The Obama administration would like to keep Tel Aviv and Damascus talking, something that the Bush administration sought to torpedo, but the status of Hezbollah continues to be a problem. Acting Assistant Secretary Feltman has even admonished the British for speaking to Hezbollah’s political wing, stating the U.S. view that there is no such thing, that it is all one terrorist group. The State Department would also like to separate Syria from Iran in particular, but also from its involvement in Lebanon, which will be a lot trickier, because both Lebanese and Syrian politicians and businessmen have overlapping interests on both sides of the border. To illustrate the complexity of the situation, Saudi Arabia is also involved in the Lebanese situation. Riyadh normally opposes Syrian ambitions, because it has its own agenda among Lebanese Sunnis, but it is increasingly nervous about Lebanese Shi’ites like Hezbollah. The Saudis also would like to squeeze the Iranians out of the region, which means improving relations with Syria as part of an Arab-solidarity program. A number of Lebanese leaders have called for quadripartite talks involving Syria, Iran, and Washington as a way of negotiating out of the situation, but the Obama administration is not yet prepared to take that step, because it would have to deal with Hezbollah as part of the Lebanese government, triggering a major reaction from the Israel Lobby. Turkey has also indicated its willingness to serve as an intermediary for talks between Iran and Obama, who is showing surprising understanding of the regional dynamics by visiting Ankara as his first overseas trip to a Muslim country and might find Prime Minister Erdogan a useful intermediary.
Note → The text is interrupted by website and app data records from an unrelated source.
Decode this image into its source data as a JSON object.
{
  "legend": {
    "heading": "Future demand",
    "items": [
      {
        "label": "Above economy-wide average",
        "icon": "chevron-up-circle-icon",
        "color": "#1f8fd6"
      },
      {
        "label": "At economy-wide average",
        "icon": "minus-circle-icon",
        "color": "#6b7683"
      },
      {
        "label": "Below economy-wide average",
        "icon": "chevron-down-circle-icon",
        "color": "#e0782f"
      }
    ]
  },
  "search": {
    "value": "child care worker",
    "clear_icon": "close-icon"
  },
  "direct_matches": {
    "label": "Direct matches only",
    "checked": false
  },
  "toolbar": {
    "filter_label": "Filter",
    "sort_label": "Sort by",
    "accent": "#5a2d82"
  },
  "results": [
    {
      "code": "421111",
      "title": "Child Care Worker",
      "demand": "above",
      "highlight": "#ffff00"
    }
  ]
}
Obama is also trying to jump-start the diplomatic process using former Clinton administration officials as non-official emissaries who are reporting only to him, not to the Department of State, in an attempt to break the logjam that developed from widespread hostility to Bush’s Manichean world view. Unofficial and off-the-record discussions have already taken place with Iranian officials, with the Russian leadership, in Pakistan, and in Caracas with the Chavez government. Israel’s new hard-right government with an openly racist foreign minister will be a test for the Obamas, but one can expect the same pattern to repeat, with open diplomacy backed up by secret contacts that will attempt to find grounds for compromise.

Back to the "Great Game" metaphor: if Obama wants to cut separate deals with those opposed to U.S. policies, just as the British did with the Afghans, he will have to proceed carefully and be willing to compromise with friend and foe alike. It appears he would first like to separate Syria from Iran and end its role in Lebanon, then open a bridge to Iran itself to end the threat of a new war in the Middle East and engage the Taliban from two fronts. He would then be free to focus on the Pakistan-Afghanistan problem. Glue together a political solution for the Afghans that is acceptable to Islamabad and New Delhi, declare victory, and leave. An improved relationship with Russia will hopefully keep Moscow out of the mix, except as a positive force, and the development of a proactive foreign policy, as opposed to Bush’s reactive one, just might convince the Europeans that Washington’s initiatives are worth supporting. Taking genuine steps to bring about a Palestinian state would also help on every front, but it is clear that the Israelis and their friends in Congress are already preparing to stop any moves in that direction. Obama’s ability to shift the Israelis will, quite likely, determine whether or not his entire foreign policy program will or will not succeed.

Author: Philip Giraldi

Philip Giraldi, a former CIA officer, is a contributing editor to The American Conservative and executive director of the Council for the National Interest.